## What you should do
Copy every line that holds the string "SARL" from the data below.

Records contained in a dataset

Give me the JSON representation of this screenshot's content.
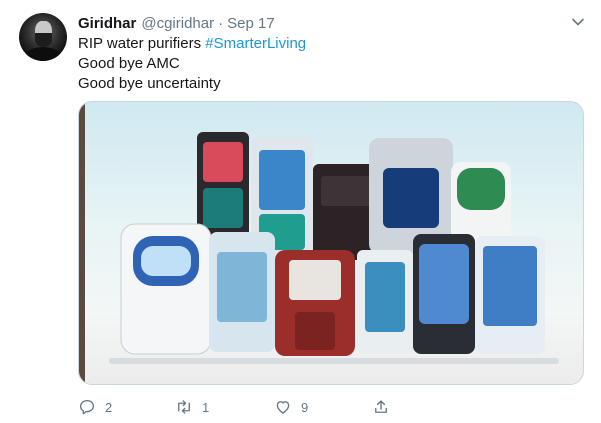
{
  "tweet": {
    "author_name": "Giridhar",
    "author_handle": "@cgiridhar",
    "separator": "·",
    "date": "Sep 17",
    "text_line1_prefix": "RIP water purifiers ",
    "hashtag": "#SmarterLiving",
    "text_line2": "Good bye AMC",
    "text_line3": "Good bye uncertainty",
    "media": {
      "kind": "photo",
      "subject": "water-purifier-units"
    }
  },
  "actions": {
    "reply_count": "2",
    "retweet_count": "1",
    "like_count": "9",
    "share_count": ""
  },
  "icons": {
    "menu": "chevron-down-icon",
    "reply": "reply-icon",
    "retweet": "retweet-icon",
    "like": "heart-icon",
    "share": "share-icon"
  },
  "colors": {
    "link": "#1b95e0",
    "secondary": "#657786",
    "primary_text": "#14171a",
    "border": "#ccd6dd"
  }
}
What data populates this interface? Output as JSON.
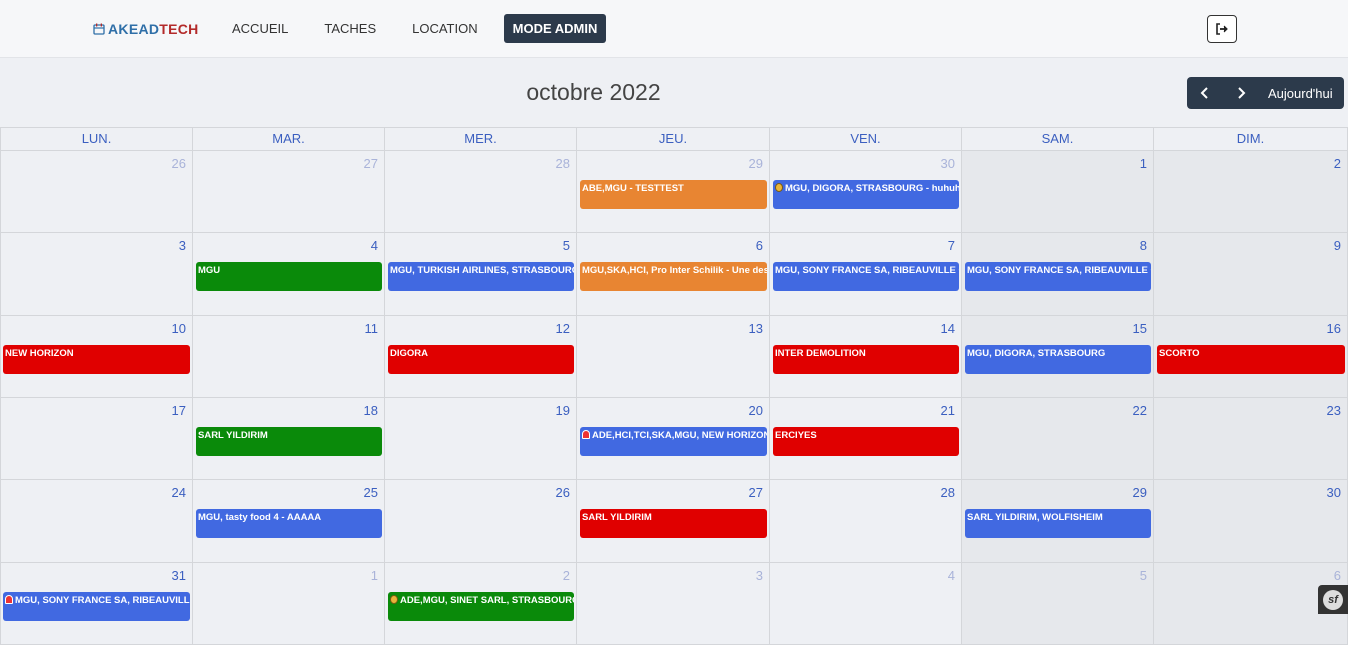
{
  "app": {
    "logo_part1": "AKEAD",
    "logo_part2": "TECH"
  },
  "nav": [
    {
      "label": "ACCUEIL",
      "active": false
    },
    {
      "label": "TACHES",
      "active": false
    },
    {
      "label": "LOCATION",
      "active": false
    },
    {
      "label": "MODE ADMIN",
      "active": true
    }
  ],
  "calendar": {
    "title": "octobre 2022",
    "today_label": "Aujourd'hui",
    "weekdays": [
      "LUN.",
      "MAR.",
      "MER.",
      "JEU.",
      "VEN.",
      "SAM.",
      "DIM."
    ],
    "weeks": [
      [
        "26",
        "27",
        "28",
        "29",
        "30",
        "1",
        "2"
      ],
      [
        "3",
        "4",
        "5",
        "6",
        "7",
        "8",
        "9"
      ],
      [
        "10",
        "11",
        "12",
        "13",
        "14",
        "15",
        "16"
      ],
      [
        "17",
        "18",
        "19",
        "20",
        "21",
        "22",
        "23"
      ],
      [
        "24",
        "25",
        "26",
        "27",
        "28",
        "29",
        "30"
      ],
      [
        "31",
        "1",
        "2",
        "3",
        "4",
        "5",
        "6"
      ]
    ],
    "outside_month": [
      [
        true,
        true,
        true,
        true,
        true,
        false,
        false
      ],
      [
        false,
        false,
        false,
        false,
        false,
        false,
        false
      ],
      [
        false,
        false,
        false,
        false,
        false,
        false,
        false
      ],
      [
        false,
        false,
        false,
        false,
        false,
        false,
        false
      ],
      [
        false,
        false,
        false,
        false,
        false,
        false,
        false
      ],
      [
        false,
        true,
        true,
        true,
        true,
        true,
        true
      ]
    ],
    "events": [
      {
        "week": 0,
        "day": 3,
        "text": "ABE,MGU - TESTTEST",
        "color": "#e88532",
        "icon": ""
      },
      {
        "week": 0,
        "day": 4,
        "text": "MGU, DIGORA, STRASBOURG - huhuhuhuhu",
        "color": "#4169e1",
        "icon": "bag"
      },
      {
        "week": 1,
        "day": 1,
        "text": "MGU",
        "color": "#0a8a0a",
        "icon": ""
      },
      {
        "week": 1,
        "day": 2,
        "text": "MGU, TURKISH AIRLINES, STRASBOURG - ...",
        "color": "#4169e1",
        "icon": ""
      },
      {
        "week": 1,
        "day": 3,
        "text": "MGU,SKA,HCI, Pro Inter Schilik - Une description",
        "color": "#e88532",
        "icon": ""
      },
      {
        "week": 1,
        "day": 4,
        "text": "MGU, SONY FRANCE SA, RIBEAUVILLE CEDEX",
        "color": "#4169e1",
        "icon": ""
      },
      {
        "week": 1,
        "day": 5,
        "text": "MGU, SONY FRANCE SA, RIBEAUVILLE CEDEX",
        "color": "#4169e1",
        "icon": ""
      },
      {
        "week": 2,
        "day": 0,
        "text": "NEW HORIZON",
        "color": "#e00000",
        "icon": ""
      },
      {
        "week": 2,
        "day": 2,
        "text": "DIGORA",
        "color": "#e00000",
        "icon": ""
      },
      {
        "week": 2,
        "day": 4,
        "text": "INTER DEMOLITION",
        "color": "#e00000",
        "icon": ""
      },
      {
        "week": 2,
        "day": 5,
        "text": "MGU, DIGORA, STRASBOURG",
        "color": "#4169e1",
        "icon": ""
      },
      {
        "week": 2,
        "day": 6,
        "text": "SCORTO",
        "color": "#e00000",
        "icon": ""
      },
      {
        "week": 3,
        "day": 1,
        "text": "SARL YILDIRIM",
        "color": "#0a8a0a",
        "icon": ""
      },
      {
        "week": 3,
        "day": 3,
        "text": "ADE,HCI,TCI,SKA,MGU, NEW HORIZON, ...",
        "color": "#4169e1",
        "icon": "alert"
      },
      {
        "week": 3,
        "day": 4,
        "text": "ERCIYES",
        "color": "#e00000",
        "icon": ""
      },
      {
        "week": 4,
        "day": 1,
        "text": "MGU, tasty food 4 - AAAAA",
        "color": "#4169e1",
        "icon": ""
      },
      {
        "week": 4,
        "day": 3,
        "text": "SARL YILDIRIM",
        "color": "#e00000",
        "icon": ""
      },
      {
        "week": 4,
        "day": 5,
        "text": "SARL YILDIRIM, WOLFISHEIM",
        "color": "#4169e1",
        "icon": ""
      },
      {
        "week": 5,
        "day": 0,
        "text": "MGU, SONY FRANCE SA, RIBEAUVILLE CEDEX",
        "color": "#4169e1",
        "icon": "alert"
      },
      {
        "week": 5,
        "day": 2,
        "text": "ADE,MGU, SINET SARL, STRASBOURG - ...",
        "color": "#0a8a0a",
        "icon": "bag"
      }
    ]
  },
  "debug_badge": "sf"
}
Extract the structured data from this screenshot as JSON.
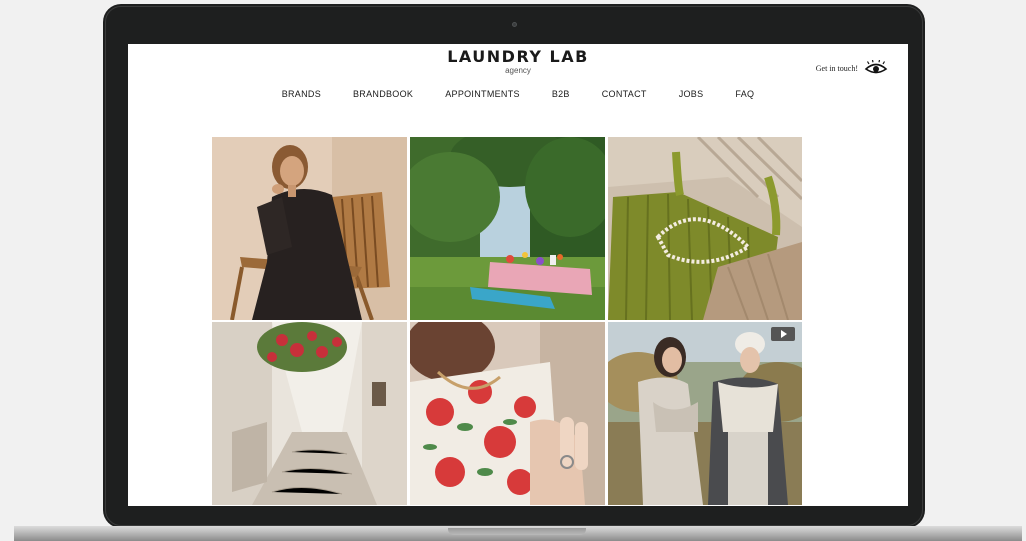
{
  "header": {
    "logo_title": "LAUNDRY LAB",
    "logo_subtitle": "agency",
    "contact_label": "Get in touch!"
  },
  "nav": {
    "items": [
      "BRANDS",
      "BRANDBOOK",
      "APPOINTMENTS",
      "B2B",
      "CONTACT",
      "JOBS",
      "FAQ"
    ]
  },
  "icons": {
    "contact": "eye-icon",
    "video": "play-icon"
  },
  "colors": {
    "laptop_frame": "#1e1f1f",
    "page_bg": "#ffffff",
    "text": "#1a1a1a"
  }
}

## Task answer
        "text": "SARL YILDIRIM",
        "text": "SARL YILDIRIM",
        "text": "SARL YILDIRIM, WOLFISHEIM",
        "text": "ADE,MGU, SINET SARL, STRASBOURG - ...",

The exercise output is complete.